Instructions to follow:
Each entry must be restated word for word.

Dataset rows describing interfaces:

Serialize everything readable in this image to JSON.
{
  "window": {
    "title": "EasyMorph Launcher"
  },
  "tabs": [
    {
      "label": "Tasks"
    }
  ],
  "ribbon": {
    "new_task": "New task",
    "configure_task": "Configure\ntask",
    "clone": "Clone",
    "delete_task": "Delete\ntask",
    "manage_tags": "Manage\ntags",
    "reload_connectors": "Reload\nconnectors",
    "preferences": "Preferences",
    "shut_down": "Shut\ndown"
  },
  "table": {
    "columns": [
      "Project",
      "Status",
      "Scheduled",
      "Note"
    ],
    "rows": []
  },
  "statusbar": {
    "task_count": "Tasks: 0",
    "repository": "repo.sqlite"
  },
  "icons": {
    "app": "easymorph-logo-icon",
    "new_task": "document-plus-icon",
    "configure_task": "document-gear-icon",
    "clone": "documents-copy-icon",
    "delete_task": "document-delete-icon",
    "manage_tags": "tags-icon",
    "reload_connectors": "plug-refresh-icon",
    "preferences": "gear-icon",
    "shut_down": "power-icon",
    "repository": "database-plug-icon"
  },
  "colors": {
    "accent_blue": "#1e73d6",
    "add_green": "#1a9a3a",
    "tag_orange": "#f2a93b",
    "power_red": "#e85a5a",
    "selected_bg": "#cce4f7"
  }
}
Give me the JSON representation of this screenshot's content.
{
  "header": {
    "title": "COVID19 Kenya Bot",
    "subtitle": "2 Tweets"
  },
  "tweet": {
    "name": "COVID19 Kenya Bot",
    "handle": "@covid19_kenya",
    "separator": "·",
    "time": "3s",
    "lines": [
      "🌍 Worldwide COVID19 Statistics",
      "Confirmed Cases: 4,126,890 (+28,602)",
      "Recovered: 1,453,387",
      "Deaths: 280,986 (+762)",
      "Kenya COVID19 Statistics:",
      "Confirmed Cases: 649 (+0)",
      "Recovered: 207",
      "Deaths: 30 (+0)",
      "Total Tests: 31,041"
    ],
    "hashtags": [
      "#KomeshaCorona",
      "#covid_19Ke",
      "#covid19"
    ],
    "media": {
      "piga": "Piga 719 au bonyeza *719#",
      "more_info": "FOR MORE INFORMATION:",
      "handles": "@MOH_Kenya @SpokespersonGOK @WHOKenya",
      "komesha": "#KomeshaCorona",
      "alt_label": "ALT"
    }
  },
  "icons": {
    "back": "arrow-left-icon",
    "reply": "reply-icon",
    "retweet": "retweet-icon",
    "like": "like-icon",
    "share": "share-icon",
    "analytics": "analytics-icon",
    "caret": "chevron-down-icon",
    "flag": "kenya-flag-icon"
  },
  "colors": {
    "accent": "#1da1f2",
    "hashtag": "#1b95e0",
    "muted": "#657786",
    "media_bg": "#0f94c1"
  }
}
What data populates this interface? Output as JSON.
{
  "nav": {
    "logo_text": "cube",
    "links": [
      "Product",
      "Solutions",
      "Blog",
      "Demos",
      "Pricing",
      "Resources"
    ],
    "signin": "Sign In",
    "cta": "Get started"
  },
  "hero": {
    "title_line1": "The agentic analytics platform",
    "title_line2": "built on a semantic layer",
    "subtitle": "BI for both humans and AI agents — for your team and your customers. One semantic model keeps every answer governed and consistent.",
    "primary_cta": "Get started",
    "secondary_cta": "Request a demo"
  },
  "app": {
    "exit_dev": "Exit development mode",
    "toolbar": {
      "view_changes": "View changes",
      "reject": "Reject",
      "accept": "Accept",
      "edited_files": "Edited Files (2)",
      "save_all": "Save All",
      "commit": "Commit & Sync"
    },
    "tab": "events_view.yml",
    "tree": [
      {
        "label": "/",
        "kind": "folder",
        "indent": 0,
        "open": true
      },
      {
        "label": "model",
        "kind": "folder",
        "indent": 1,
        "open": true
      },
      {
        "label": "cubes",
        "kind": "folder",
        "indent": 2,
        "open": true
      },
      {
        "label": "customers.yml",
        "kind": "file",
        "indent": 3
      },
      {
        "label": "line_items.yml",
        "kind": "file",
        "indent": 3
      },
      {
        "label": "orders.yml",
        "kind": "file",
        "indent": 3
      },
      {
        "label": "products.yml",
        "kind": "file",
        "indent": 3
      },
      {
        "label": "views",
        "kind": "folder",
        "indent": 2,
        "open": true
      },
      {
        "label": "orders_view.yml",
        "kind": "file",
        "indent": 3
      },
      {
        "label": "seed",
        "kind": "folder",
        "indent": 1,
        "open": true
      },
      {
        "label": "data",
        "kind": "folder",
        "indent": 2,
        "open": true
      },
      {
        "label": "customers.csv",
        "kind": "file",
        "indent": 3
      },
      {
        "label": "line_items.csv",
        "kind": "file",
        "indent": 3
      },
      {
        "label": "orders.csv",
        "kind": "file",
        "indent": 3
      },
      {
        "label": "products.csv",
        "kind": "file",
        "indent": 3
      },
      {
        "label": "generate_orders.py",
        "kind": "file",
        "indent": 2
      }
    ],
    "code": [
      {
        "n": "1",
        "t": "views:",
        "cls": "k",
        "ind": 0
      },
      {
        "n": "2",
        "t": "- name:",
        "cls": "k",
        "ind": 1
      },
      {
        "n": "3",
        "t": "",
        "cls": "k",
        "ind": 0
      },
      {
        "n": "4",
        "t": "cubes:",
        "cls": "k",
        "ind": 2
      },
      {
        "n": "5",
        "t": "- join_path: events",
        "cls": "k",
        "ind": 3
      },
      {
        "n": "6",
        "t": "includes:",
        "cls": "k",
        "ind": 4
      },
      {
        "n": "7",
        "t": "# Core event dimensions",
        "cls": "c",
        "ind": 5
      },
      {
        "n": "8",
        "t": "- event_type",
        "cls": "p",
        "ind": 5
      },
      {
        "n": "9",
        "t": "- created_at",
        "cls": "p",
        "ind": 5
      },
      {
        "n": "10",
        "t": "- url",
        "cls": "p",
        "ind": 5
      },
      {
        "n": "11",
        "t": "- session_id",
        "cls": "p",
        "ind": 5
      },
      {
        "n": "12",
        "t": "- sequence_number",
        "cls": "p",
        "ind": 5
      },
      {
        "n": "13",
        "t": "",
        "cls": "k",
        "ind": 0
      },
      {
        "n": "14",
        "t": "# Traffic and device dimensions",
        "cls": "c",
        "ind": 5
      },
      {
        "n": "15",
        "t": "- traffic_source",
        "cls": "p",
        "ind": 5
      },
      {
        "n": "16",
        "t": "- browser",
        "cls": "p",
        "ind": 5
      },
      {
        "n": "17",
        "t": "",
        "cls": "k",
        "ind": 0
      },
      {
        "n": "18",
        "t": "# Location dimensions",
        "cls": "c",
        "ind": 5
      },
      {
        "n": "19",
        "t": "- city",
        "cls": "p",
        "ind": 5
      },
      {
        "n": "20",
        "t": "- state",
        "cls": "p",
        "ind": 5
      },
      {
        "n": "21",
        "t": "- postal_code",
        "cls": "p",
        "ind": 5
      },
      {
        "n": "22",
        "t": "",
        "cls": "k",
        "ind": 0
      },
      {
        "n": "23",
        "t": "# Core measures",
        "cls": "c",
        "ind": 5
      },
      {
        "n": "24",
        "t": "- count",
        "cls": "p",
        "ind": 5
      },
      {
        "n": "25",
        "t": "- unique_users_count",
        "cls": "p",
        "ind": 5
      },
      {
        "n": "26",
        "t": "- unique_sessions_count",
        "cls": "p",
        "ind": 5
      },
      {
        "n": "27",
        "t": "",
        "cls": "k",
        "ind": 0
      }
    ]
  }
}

Exercise response:
Serialize everything readable in this image to JSON.
{
  "window": {
    "title": "EasyMorph Launcher"
  },
  "tabs": [
    {
      "label": "Tasks"
    }
  ],
  "ribbon": {
    "new_task": "New task",
    "configure_task": "Configure\ntask",
    "clone": "Clone",
    "delete_task": "Delete\ntask",
    "manage_tags": "Manage\ntags",
    "reload_connectors": "Reload\nconnectors",
    "preferences": "Preferences",
    "shut_down": "Shut\ndown"
  },
  "table": {
    "columns": [
      "Project",
      "Status",
      "Scheduled",
      "Note"
    ],
    "rows": []
  },
  "statusbar": {
    "task_count": "Tasks: 0",
    "repository": "repo.sqlite"
  },
  "icons": {
    "app": "easymorph-logo-icon",
    "new_task": "document-plus-icon",
    "configure_task": "document-gear-icon",
    "clone": "documents-copy-icon",
    "delete_task": "document-delete-icon",
    "manage_tags": "tags-icon",
    "reload_connectors": "plug-refresh-icon",
    "preferences": "gear-icon",
    "shut_down": "power-icon",
    "repository": "database-plug-icon"
  },
  "colors": {
    "accent_blue": "#1e73d6",
    "add_green": "#1a9a3a",
    "tag_orange": "#f2a93b",
    "power_red": "#e85a5a",
    "selected_bg": "#cce4f7"
  }
}
Give me the JSON representation of this screenshot's content.
{
  "header": {
    "title": "COVID19 Kenya Bot",
    "subtitle": "2 Tweets"
  },
  "tweet": {
    "name": "COVID19 Kenya Bot",
    "handle": "@covid19_kenya",
    "separator": "·",
    "time": "3s",
    "lines": [
      "🌍 Worldwide COVID19 Statistics",
      "Confirmed Cases: 4,126,890 (+28,602)",
      "Recovered: 1,453,387",
      "Deaths: 280,986 (+762)",
      "Kenya COVID19 Statistics:",
      "Confirmed Cases: 649 (+0)",
      "Recovered: 207",
      "Deaths: 30 (+0)",
      "Total Tests: 31,041"
    ],
    "hashtags": [
      "#KomeshaCorona",
      "#covid_19Ke",
      "#covid19"
    ],
    "media": {
      "piga": "Piga 719 au bonyeza *719#",
      "more_info": "FOR MORE INFORMATION:",
      "handles": "@MOH_Kenya @SpokespersonGOK @WHOKenya",
      "komesha": "#KomeshaCorona",
      "alt_label": "ALT"
    }
  },
  "icons": {
    "back": "arrow-left-icon",
    "reply": "reply-icon",
    "retweet": "retweet-icon",
    "like": "like-icon",
    "share": "share-icon",
    "analytics": "analytics-icon",
    "caret": "chevron-down-icon",
    "flag": "kenya-flag-icon"
  },
  "colors": {
    "accent": "#1da1f2",
    "hashtag": "#1b95e0",
    "muted": "#657786",
    "media_bg": "#0f94c1"
  }
}
What data populates this interface? Output as JSON.
{
  "nav": {
    "logo_text": "cube",
    "links": [
      "Product",
      "Solutions",
      "Blog",
      "Demos",
      "Pricing",
      "Resources"
    ],
    "signin": "Sign In",
    "cta": "Get started"
  },
  "hero": {
    "title_line1": "The agentic analytics platform",
    "title_line2": "built on a semantic layer",
    "subtitle": "BI for both humans and AI agents — for your team and your customers. One semantic model keeps every answer governed and consistent.",
    "primary_cta": "Get started",
    "secondary_cta": "Request a demo"
  },
  "app": {
    "exit_dev": "Exit development mode",
    "toolbar": {
      "view_changes": "View changes",
      "reject": "Reject",
      "accept": "Accept",
      "edited_files": "Edited Files (2)",
      "save_all": "Save All",
      "commit": "Commit & Sync"
    },
    "tab": "events_view.yml",
    "tree": [
      {
        "label": "/",
        "kind": "folder",
        "indent": 0,
        "open": true
      },
      {
        "label": "model",
        "kind": "folder",
        "indent": 1,
        "open": true
      },
      {
        "label": "cubes",
        "kind": "folder",
        "indent": 2,
        "open": true
      },
      {
        "label": "customers.yml",
        "kind": "file",
        "indent": 3
      },
      {
        "label": "line_items.yml",
        "kind": "file",
        "indent": 3
      },
      {
        "label": "orders.yml",
        "kind": "file",
        "indent": 3
      },
      {
        "label": "products.yml",
        "kind": "file",
        "indent": 3
      },
      {
        "label": "views",
        "kind": "folder",
        "indent": 2,
        "open": true
      },
      {
        "label": "orders_view.yml",
        "kind": "file",
        "indent": 3
      },
      {
        "label": "seed",
        "kind": "folder",
        "indent": 1,
        "open": true
      },
      {
        "label": "data",
        "kind": "folder",
        "indent": 2,
        "open": true
      },
      {
        "label": "customers.csv",
        "kind": "file",
        "indent": 3
      },
      {
        "label": "line_items.csv",
        "kind": "file",
        "indent": 3
      },
      {
        "label": "orders.csv",
        "kind": "file",
        "indent": 3
      },
      {
        "label": "products.csv",
        "kind": "file",
        "indent": 3
      },
      {
        "label": "generate_orders.py",
        "kind": "file",
        "indent": 2
      }
    ],
    "code": [
      {
        "n": "1",
        "t": "views:",
        "cls": "k",
        "ind": 0
      },
      {
        "n": "2",
        "t": "- name:",
        "cls": "k",
        "ind": 1
      },
      {
        "n": "3",
        "t": "",
        "cls": "k",
        "ind": 0
      },
      {
        "n": "4",
        "t": "cubes:",
        "cls": "k",
        "ind": 2
      },
      {
        "n": "5",
        "t": "- join_path: events",
        "cls": "k",
        "ind": 3
      },
      {
        "n": "6",
        "t": "includes:",
        "cls": "k",
        "ind": 4
      },
      {
        "n": "7",
        "t": "# Core event dimensions",
        "cls": "c",
        "ind": 5
      },
      {
        "n": "8",
        "t": "- event_type",
        "cls": "p",
        "ind": 5
      },
      {
        "n": "9",
        "t": "- created_at",
        "cls": "p",
        "ind": 5
      },
      {
        "n": "10",
        "t": "- url",
        "cls": "p",
        "ind": 5
      },
      {
        "n": "11",
        "t": "- session_id",
        "cls": "p",
        "ind": 5
      },
      {
        "n": "12",
        "t": "- sequence_number",
        "cls": "p",
        "ind": 5
      },
      {
        "n": "13",
        "t": "",
        "cls": "k",
        "ind": 0
      },
      {
        "n": "14",
        "t": "# Traffic and device dimensions",
        "cls": "c",
        "ind": 5
      },
      {
        "n": "15",
        "t": "- traffic_source",
        "cls": "p",
        "ind": 5
      },
      {
        "n": "16",
        "t": "- browser",
        "cls": "p",
        "ind": 5
      },
      {
        "n": "17",
        "t": "",
        "cls": "k",
        "ind": 0
      },
      {
        "n": "18",
        "t": "# Location dimensions",
        "cls": "c",
        "ind": 5
      },
      {
        "n": "19",
        "t": "- city",
        "cls": "p",
        "ind": 5
      },
      {
        "n": "20",
        "t": "- state",
        "cls": "p",
        "ind": 5
      },
      {
        "n": "21",
        "t": "- postal_code",
        "cls": "p",
        "ind": 5
      },
      {
        "n": "22",
        "t": "",
        "cls": "k",
        "ind": 0
      },
      {
        "n": "23",
        "t": "# Core measures",
        "cls": "c",
        "ind": 5
      },
      {
        "n": "24",
        "t": "- count",
        "cls": "p",
        "ind": 5
      },
      {
        "n": "25",
        "t": "- unique_users_count",
        "cls": "p",
        "ind": 5
      },
      {
        "n": "26",
        "t": "- unique_sessions_count",
        "cls": "p",
        "ind": 5
      },
      {
        "n": "27",
        "t": "",
        "cls": "k",
        "ind": 0
      }
    ]
  }
}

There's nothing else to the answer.